▶ _BRIEF_: Every record shown here must be duplicated without change.

▶ _RECORDS FOR THIS TASK_:
= = = = = = =
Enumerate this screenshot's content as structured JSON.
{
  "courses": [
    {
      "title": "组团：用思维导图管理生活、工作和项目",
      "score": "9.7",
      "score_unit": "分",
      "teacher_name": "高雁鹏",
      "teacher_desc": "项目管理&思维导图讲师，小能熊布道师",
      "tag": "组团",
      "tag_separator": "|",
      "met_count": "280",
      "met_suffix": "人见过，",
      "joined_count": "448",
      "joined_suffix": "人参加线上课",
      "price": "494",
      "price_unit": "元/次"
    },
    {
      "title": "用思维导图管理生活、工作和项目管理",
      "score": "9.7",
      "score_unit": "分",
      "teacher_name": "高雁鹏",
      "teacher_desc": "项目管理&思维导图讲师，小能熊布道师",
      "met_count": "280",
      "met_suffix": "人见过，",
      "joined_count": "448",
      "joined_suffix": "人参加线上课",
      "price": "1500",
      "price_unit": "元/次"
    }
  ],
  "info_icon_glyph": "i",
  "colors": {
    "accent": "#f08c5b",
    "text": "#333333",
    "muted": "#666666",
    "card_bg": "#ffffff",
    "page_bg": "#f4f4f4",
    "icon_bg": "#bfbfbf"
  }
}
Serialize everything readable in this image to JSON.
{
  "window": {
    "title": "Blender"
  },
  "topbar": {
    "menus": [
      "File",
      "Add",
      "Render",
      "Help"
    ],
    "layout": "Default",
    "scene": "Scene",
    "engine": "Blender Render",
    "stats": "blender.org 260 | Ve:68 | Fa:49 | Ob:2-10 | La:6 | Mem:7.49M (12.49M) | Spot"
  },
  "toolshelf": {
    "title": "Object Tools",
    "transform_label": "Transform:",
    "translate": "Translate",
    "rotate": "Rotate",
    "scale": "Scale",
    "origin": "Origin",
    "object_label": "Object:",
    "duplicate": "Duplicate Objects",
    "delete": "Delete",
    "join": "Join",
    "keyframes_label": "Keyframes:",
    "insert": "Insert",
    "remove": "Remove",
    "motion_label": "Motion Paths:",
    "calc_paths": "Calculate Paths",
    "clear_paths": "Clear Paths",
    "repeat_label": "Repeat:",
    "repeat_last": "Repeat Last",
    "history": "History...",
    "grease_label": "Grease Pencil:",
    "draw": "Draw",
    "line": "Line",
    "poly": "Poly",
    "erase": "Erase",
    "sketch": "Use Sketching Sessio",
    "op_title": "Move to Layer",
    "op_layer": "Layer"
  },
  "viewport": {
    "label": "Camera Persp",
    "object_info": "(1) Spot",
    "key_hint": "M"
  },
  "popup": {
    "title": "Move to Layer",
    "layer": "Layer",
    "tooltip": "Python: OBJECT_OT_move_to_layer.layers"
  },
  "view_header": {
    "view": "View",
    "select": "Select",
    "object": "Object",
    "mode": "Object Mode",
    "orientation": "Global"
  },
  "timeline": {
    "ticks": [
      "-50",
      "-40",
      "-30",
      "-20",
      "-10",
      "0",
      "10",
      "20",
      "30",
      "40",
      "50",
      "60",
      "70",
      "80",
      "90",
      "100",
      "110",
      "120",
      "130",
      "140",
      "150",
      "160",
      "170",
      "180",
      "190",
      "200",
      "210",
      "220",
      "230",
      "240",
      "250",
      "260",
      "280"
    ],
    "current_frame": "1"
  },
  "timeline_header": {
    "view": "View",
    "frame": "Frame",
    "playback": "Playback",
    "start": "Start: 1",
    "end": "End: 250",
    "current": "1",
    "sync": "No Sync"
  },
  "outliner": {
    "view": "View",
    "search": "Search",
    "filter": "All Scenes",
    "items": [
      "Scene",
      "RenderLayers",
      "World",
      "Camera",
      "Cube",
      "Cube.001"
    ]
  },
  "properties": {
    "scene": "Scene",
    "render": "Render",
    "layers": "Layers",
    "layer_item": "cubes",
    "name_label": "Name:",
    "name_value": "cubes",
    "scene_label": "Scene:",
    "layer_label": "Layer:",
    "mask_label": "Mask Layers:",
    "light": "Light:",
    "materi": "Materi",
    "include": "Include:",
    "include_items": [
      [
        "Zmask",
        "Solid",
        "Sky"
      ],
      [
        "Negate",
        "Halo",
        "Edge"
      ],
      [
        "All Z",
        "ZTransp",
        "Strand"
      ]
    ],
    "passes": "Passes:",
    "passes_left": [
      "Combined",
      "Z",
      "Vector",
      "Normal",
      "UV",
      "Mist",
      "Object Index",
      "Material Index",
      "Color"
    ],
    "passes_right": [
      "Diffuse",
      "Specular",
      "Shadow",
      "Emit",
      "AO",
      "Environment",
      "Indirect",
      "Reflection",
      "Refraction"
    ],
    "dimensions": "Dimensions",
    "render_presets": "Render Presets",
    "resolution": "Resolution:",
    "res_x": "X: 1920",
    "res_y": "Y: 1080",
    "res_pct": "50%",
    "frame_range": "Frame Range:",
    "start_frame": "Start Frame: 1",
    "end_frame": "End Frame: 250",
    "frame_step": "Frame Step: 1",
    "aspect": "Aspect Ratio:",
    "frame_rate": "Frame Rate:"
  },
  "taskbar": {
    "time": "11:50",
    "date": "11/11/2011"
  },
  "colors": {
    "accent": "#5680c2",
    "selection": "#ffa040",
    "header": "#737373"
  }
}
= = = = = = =
▶ _EXERCISE OUTPUT_:
Enumerate this screenshot's content as structured JSON.
{
  "courses": [
    {
      "title": "组团：用思维导图管理生活、工作和项目",
      "score": "9.7",
      "score_unit": "分",
      "teacher_name": "高雁鹏",
      "teacher_desc": "项目管理&思维导图讲师，小能熊布道师",
      "tag": "组团",
      "tag_separator": "|",
      "met_count": "280",
      "met_suffix": "人见过，",
      "joined_count": "448",
      "joined_suffix": "人参加线上课",
      "price": "494",
      "price_unit": "元/次"
    },
    {
      "title": "用思维导图管理生活、工作和项目管理",
      "score": "9.7",
      "score_unit": "分",
      "teacher_name": "高雁鹏",
      "teacher_desc": "项目管理&思维导图讲师，小能熊布道师",
      "met_count": "280",
      "met_suffix": "人见过，",
      "joined_count": "448",
      "joined_suffix": "人参加线上课",
      "price": "1500",
      "price_unit": "元/次"
    }
  ],
  "info_icon_glyph": "i",
  "colors": {
    "accent": "#f08c5b",
    "text": "#333333",
    "muted": "#666666",
    "card_bg": "#ffffff",
    "page_bg": "#f4f4f4",
    "icon_bg": "#bfbfbf"
  }
}
Serialize everything readable in this image to JSON.
{
  "window": {
    "title": "Blender"
  },
  "topbar": {
    "menus": [
      "File",
      "Add",
      "Render",
      "Help"
    ],
    "layout": "Default",
    "scene": "Scene",
    "engine": "Blender Render",
    "stats": "blender.org 260 | Ve:68 | Fa:49 | Ob:2-10 | La:6 | Mem:7.49M (12.49M) | Spot"
  },
  "toolshelf": {
    "title": "Object Tools",
    "transform_label": "Transform:",
    "translate": "Translate",
    "rotate": "Rotate",
    "scale": "Scale",
    "origin": "Origin",
    "object_label": "Object:",
    "duplicate": "Duplicate Objects",
    "delete": "Delete",
    "join": "Join",
    "keyframes_label": "Keyframes:",
    "insert": "Insert",
    "remove": "Remove",
    "motion_label": "Motion Paths:",
    "calc_paths": "Calculate Paths",
    "clear_paths": "Clear Paths",
    "repeat_label": "Repeat:",
    "repeat_last": "Repeat Last",
    "history": "History...",
    "grease_label": "Grease Pencil:",
    "draw": "Draw",
    "line": "Line",
    "poly": "Poly",
    "erase": "Erase",
    "sketch": "Use Sketching Sessio",
    "op_title": "Move to Layer",
    "op_layer": "Layer"
  },
  "viewport": {
    "label": "Camera Persp",
    "object_info": "(1) Spot",
    "key_hint": "M"
  },
  "popup": {
    "title": "Move to Layer",
    "layer": "Layer",
    "tooltip": "Python: OBJECT_OT_move_to_layer.layers"
  },
  "view_header": {
    "view": "View",
    "select": "Select",
    "object": "Object",
    "mode": "Object Mode",
    "orientation": "Global"
  },
  "timeline": {
    "ticks": [
      "-50",
      "-40",
      "-30",
      "-20",
      "-10",
      "0",
      "10",
      "20",
      "30",
      "40",
      "50",
      "60",
      "70",
      "80",
      "90",
      "100",
      "110",
      "120",
      "130",
      "140",
      "150",
      "160",
      "170",
      "180",
      "190",
      "200",
      "210",
      "220",
      "230",
      "240",
      "250",
      "260",
      "280"
    ],
    "current_frame": "1"
  },
  "timeline_header": {
    "view": "View",
    "frame": "Frame",
    "playback": "Playback",
    "start": "Start: 1",
    "end": "End: 250",
    "current": "1",
    "sync": "No Sync"
  },
  "outliner": {
    "view": "View",
    "search": "Search",
    "filter": "All Scenes",
    "items": [
      "Scene",
      "RenderLayers",
      "World",
      "Camera",
      "Cube",
      "Cube.001"
    ]
  },
  "properties": {
    "scene": "Scene",
    "render": "Render",
    "layers": "Layers",
    "layer_item": "cubes",
    "name_label": "Name:",
    "name_value": "cubes",
    "scene_label": "Scene:",
    "layer_label": "Layer:",
    "mask_label": "Mask Layers:",
    "light": "Light:",
    "materi": "Materi",
    "include": "Include:",
    "include_items": [
      [
        "Zmask",
        "Solid",
        "Sky"
      ],
      [
        "Negate",
        "Halo",
        "Edge"
      ],
      [
        "All Z",
        "ZTransp",
        "Strand"
      ]
    ],
    "passes": "Passes:",
    "passes_left": [
      "Combined",
      "Z",
      "Vector",
      "Normal",
      "UV",
      "Mist",
      "Object Index",
      "Material Index",
      "Color"
    ],
    "passes_right": [
      "Diffuse",
      "Specular",
      "Shadow",
      "Emit",
      "AO",
      "Environment",
      "Indirect",
      "Reflection",
      "Refraction"
    ],
    "dimensions": "Dimensions",
    "render_presets": "Render Presets",
    "resolution": "Resolution:",
    "res_x": "X: 1920",
    "res_y": "Y: 1080",
    "res_pct": "50%",
    "frame_range": "Frame Range:",
    "start_frame": "Start Frame: 1",
    "end_frame": "End Frame: 250",
    "frame_step": "Frame Step: 1",
    "aspect": "Aspect Ratio:",
    "frame_rate": "Frame Rate:"
  },
  "taskbar": {
    "time": "11:50",
    "date": "11/11/2011"
  },
  "colors": {
    "accent": "#5680c2",
    "selection": "#ffa040",
    "header": "#737373"
  }
}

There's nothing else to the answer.